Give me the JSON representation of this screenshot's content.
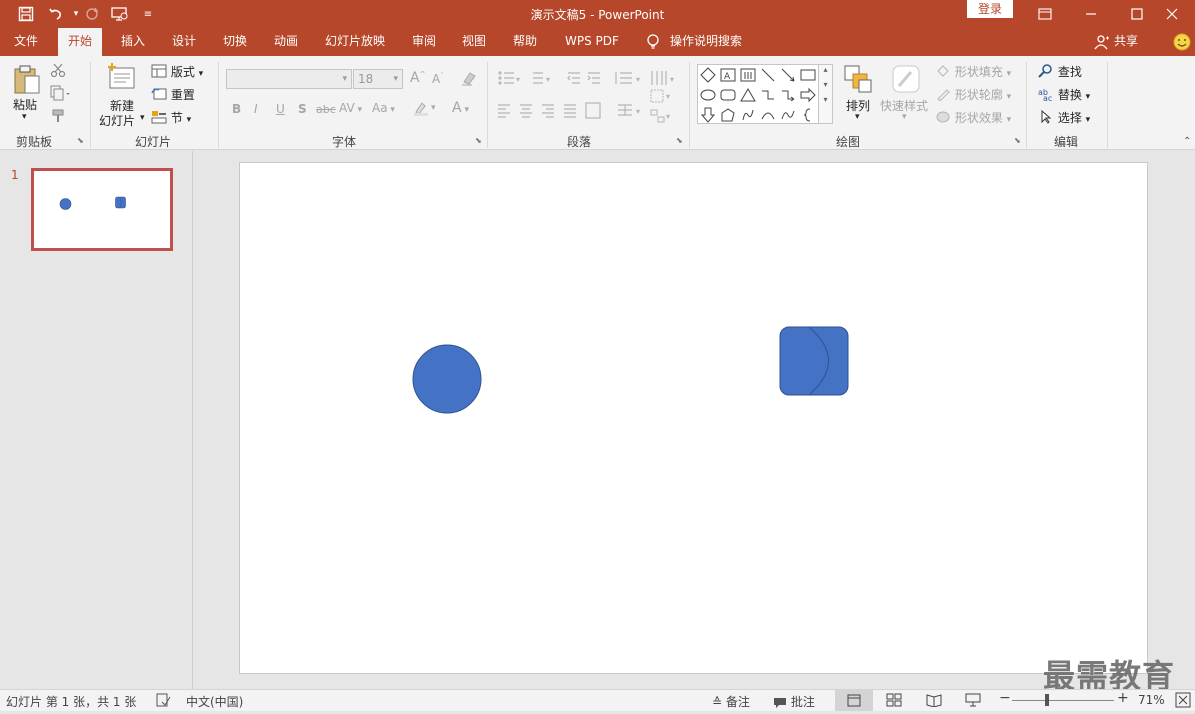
{
  "titlebar": {
    "doc_title": "演示文稿5  -  PowerPoint",
    "login_label": "登录"
  },
  "tabs": [
    {
      "label": "文件"
    },
    {
      "label": "开始"
    },
    {
      "label": "插入"
    },
    {
      "label": "设计"
    },
    {
      "label": "切换"
    },
    {
      "label": "动画"
    },
    {
      "label": "幻灯片放映"
    },
    {
      "label": "审阅"
    },
    {
      "label": "视图"
    },
    {
      "label": "帮助"
    },
    {
      "label": "WPS PDF"
    },
    {
      "label": "操作说明搜索"
    }
  ],
  "share_label": "共享",
  "ribbon": {
    "clipboard": {
      "paste": "粘贴",
      "group": "剪贴板"
    },
    "slides": {
      "new_line1": "新建",
      "new_line2": "幻灯片",
      "layout": "版式",
      "reset": "重置",
      "section": "节",
      "group": "幻灯片"
    },
    "font": {
      "size_value": "18",
      "group": "字体",
      "bold": "B",
      "italic": "I",
      "underline": "U",
      "shadow": "S",
      "strike": "abc",
      "spacing": "AV",
      "case": "Aa"
    },
    "paragraph": {
      "group": "段落"
    },
    "drawing": {
      "arrange": "排列",
      "quick_styles": "快速样式",
      "fill": "形状填充",
      "outline": "形状轮廓",
      "effects": "形状效果",
      "group": "绘图"
    },
    "editing": {
      "find": "查找",
      "replace": "替换",
      "select": "选择",
      "group": "编辑"
    }
  },
  "slides_panel": {
    "slide_number": "1"
  },
  "statusbar": {
    "slide_info": "幻灯片 第 1 张，共 1 张",
    "language": "中文(中国)",
    "notes": "备注",
    "comments": "批注",
    "zoom": "71%"
  },
  "watermark": "最需教育",
  "colors": {
    "brand": "#b7472a",
    "shape_fill": "#4472c4",
    "shape_stroke": "#2f528f"
  }
}
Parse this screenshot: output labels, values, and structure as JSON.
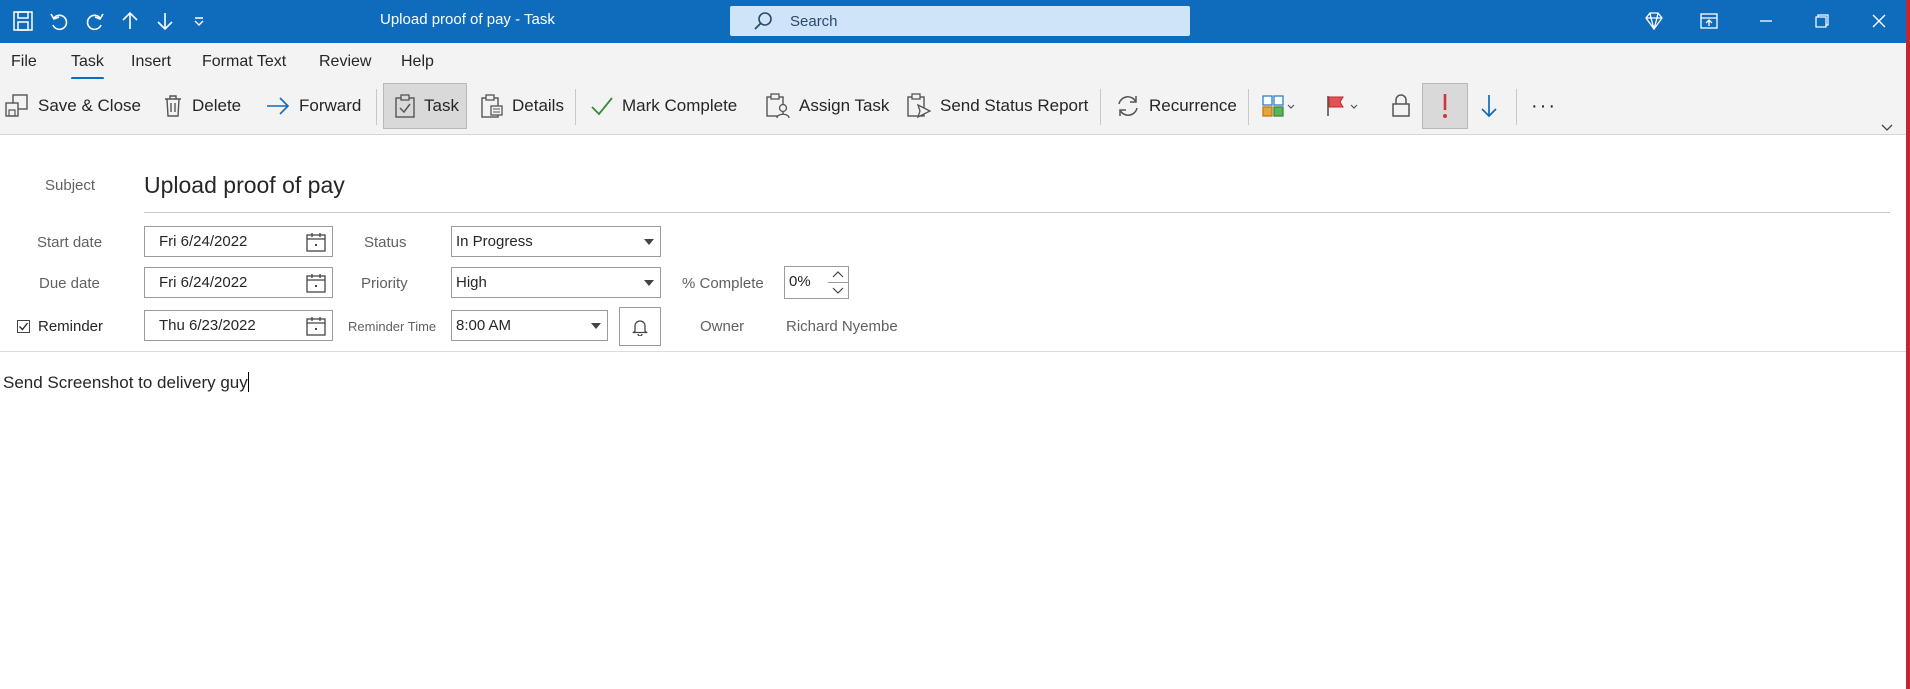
{
  "window": {
    "title": "Upload proof of pay  -  Task",
    "search_placeholder": "Search"
  },
  "menu": [
    "File",
    "Task",
    "Insert",
    "Format Text",
    "Review",
    "Help"
  ],
  "ribbon": {
    "save_close": "Save & Close",
    "delete": "Delete",
    "forward": "Forward",
    "task": "Task",
    "details": "Details",
    "mark_complete": "Mark Complete",
    "assign_task": "Assign Task",
    "send_status_report": "Send Status Report",
    "recurrence": "Recurrence",
    "more": "···"
  },
  "form": {
    "subject_label": "Subject",
    "subject": "Upload proof of pay",
    "start_date_label": "Start date",
    "start_date": "Fri 6/24/2022",
    "due_date_label": "Due date",
    "due_date": "Fri 6/24/2022",
    "reminder_label": "Reminder",
    "reminder_checked": true,
    "reminder_date": "Thu 6/23/2022",
    "status_label": "Status",
    "status": "In Progress",
    "priority_label": "Priority",
    "priority": "High",
    "reminder_time_label": "Reminder Time",
    "reminder_time": "8:00 AM",
    "percent_label": "% Complete",
    "percent": "0%",
    "owner_label": "Owner",
    "owner": "Richard Nyembe"
  },
  "body": {
    "text": "Send Screenshot to delivery guy"
  },
  "colors": {
    "titlebar": "#0f6cbd",
    "accent": "#0f6cbd",
    "high_importance": "#d13438",
    "low_importance": "#0f6cbd"
  }
}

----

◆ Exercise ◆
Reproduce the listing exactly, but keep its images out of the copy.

◆ Reply ◆
Give me the JSON representation of this screenshot's content.
{
  "titlebar": {
    "doc_title": "演示文稿5  -  PowerPoint",
    "login_label": "登录"
  },
  "tabs": [
    {
      "label": "文件"
    },
    {
      "label": "开始"
    },
    {
      "label": "插入"
    },
    {
      "label": "设计"
    },
    {
      "label": "切换"
    },
    {
      "label": "动画"
    },
    {
      "label": "幻灯片放映"
    },
    {
      "label": "审阅"
    },
    {
      "label": "视图"
    },
    {
      "label": "帮助"
    },
    {
      "label": "WPS PDF"
    },
    {
      "label": "操作说明搜索"
    }
  ],
  "share_label": "共享",
  "ribbon": {
    "clipboard": {
      "paste": "粘贴",
      "group": "剪贴板"
    },
    "slides": {
      "new_line1": "新建",
      "new_line2": "幻灯片",
      "layout": "版式",
      "reset": "重置",
      "section": "节",
      "group": "幻灯片"
    },
    "font": {
      "size_value": "18",
      "group": "字体",
      "bold": "B",
      "italic": "I",
      "underline": "U",
      "shadow": "S",
      "strike": "abc",
      "spacing": "AV",
      "case": "Aa"
    },
    "paragraph": {
      "group": "段落"
    },
    "drawing": {
      "arrange": "排列",
      "quick_styles": "快速样式",
      "fill": "形状填充",
      "outline": "形状轮廓",
      "effects": "形状效果",
      "group": "绘图"
    },
    "editing": {
      "find": "查找",
      "replace": "替换",
      "select": "选择",
      "group": "编辑"
    }
  },
  "slides_panel": {
    "slide_number": "1"
  },
  "statusbar": {
    "slide_info": "幻灯片 第 1 张，共 1 张",
    "language": "中文(中国)",
    "notes": "备注",
    "comments": "批注",
    "zoom": "71%"
  },
  "watermark": "最需教育",
  "colors": {
    "brand": "#b7472a",
    "shape_fill": "#4472c4",
    "shape_stroke": "#2f528f"
  }
}
Parse this screenshot: output labels, values, and structure as JSON.
{
  "window": {
    "title": "Upload proof of pay  -  Task",
    "search_placeholder": "Search"
  },
  "menu": [
    "File",
    "Task",
    "Insert",
    "Format Text",
    "Review",
    "Help"
  ],
  "ribbon": {
    "save_close": "Save & Close",
    "delete": "Delete",
    "forward": "Forward",
    "task": "Task",
    "details": "Details",
    "mark_complete": "Mark Complete",
    "assign_task": "Assign Task",
    "send_status_report": "Send Status Report",
    "recurrence": "Recurrence",
    "more": "···"
  },
  "form": {
    "subject_label": "Subject",
    "subject": "Upload proof of pay",
    "start_date_label": "Start date",
    "start_date": "Fri 6/24/2022",
    "due_date_label": "Due date",
    "due_date": "Fri 6/24/2022",
    "reminder_label": "Reminder",
    "reminder_checked": true,
    "reminder_date": "Thu 6/23/2022",
    "status_label": "Status",
    "status": "In Progress",
    "priority_label": "Priority",
    "priority": "High",
    "reminder_time_label": "Reminder Time",
    "reminder_time": "8:00 AM",
    "percent_label": "% Complete",
    "percent": "0%",
    "owner_label": "Owner",
    "owner": "Richard Nyembe"
  },
  "body": {
    "text": "Send Screenshot to delivery guy"
  },
  "colors": {
    "titlebar": "#0f6cbd",
    "accent": "#0f6cbd",
    "high_importance": "#d13438",
    "low_importance": "#0f6cbd"
  }
}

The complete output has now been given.